Lutheran Christian Services, which records show received $3.9 million from the state, said they’ll work with anyone.
FaithBridge Foster Care, which received just under $2.8 million, did not return calls and emails for comment. On its website, the agency has a “morality position” that says, “We believe that the term ‘marriage’ has only one meaning and that marriage is sanctioned by God which joins one man and one woman in a single, exclusive union. We believe that any form of sexual immorality is wrong.”
Three other groups — Bethany Christian Services ($2.5 million), United Methodist Children’s Home ($1.2 million) and Uniting Hope 4 Children ($1 million) — issued statements saying while they don’t work with gay couples, they are happy to refer them to other agencies that will.
The top faith-based recipient of state dollars was Benchmark Family Services, which got $7.9 million, according to state records. Benchmark did not return requests for comment. While the agency identifies itself as “faith-based” on its Facebook page, its policies on working with same-sex couples were not publicly stated.
“I don’t think that it’s every week that we get a call from a family getting the runaround,” says Chena Blanchard, the adoption program manager for Families First, an agency that does work with same-sex couples. “Probably one or two a month, I would say.”
The State’s Role
The Division of Family and Children Services declined an interview for this story.
DFCS has said repeatedly it will work with LGBT couples, but the agency isn’t pushing that policy on private groups.
Sources inside DFCS say the agency needs foster families so badly that it can’t afford to alienate faith-based organizations.
A few years ago in Illinois, several Catholic Charities groups ended foster and adoption services after the state required them to work with same-sex couples.

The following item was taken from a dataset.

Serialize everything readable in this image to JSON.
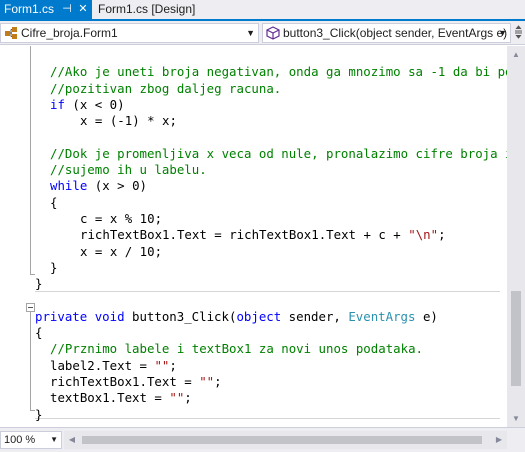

Georgia state Sen. Greg Kirk (R-Americus) sponsored a bill this year that would have protected faith-based groups like these foster agencies from having to work with same-sex couples.
“A lot of business are started out of a passion, and why would we not want to protect their deeply held religious beliefs in their pursuit of their passion and their business,” Kirk says.
His bill, which was wrapped into a larger religious exemptions bill, passed the Legislature. In the final version of that bill, lawmakers included a clause that said religious exemptions would not supersede state contracts. Gov. Nathan Deal, however, ultimately vetoed it.
That fight in Georgia isn’t over, though, as the state continues to grapple with the reality of same-sex marriage.
Lawmakers say they’ll bring the effort for religious exemptions back up next year.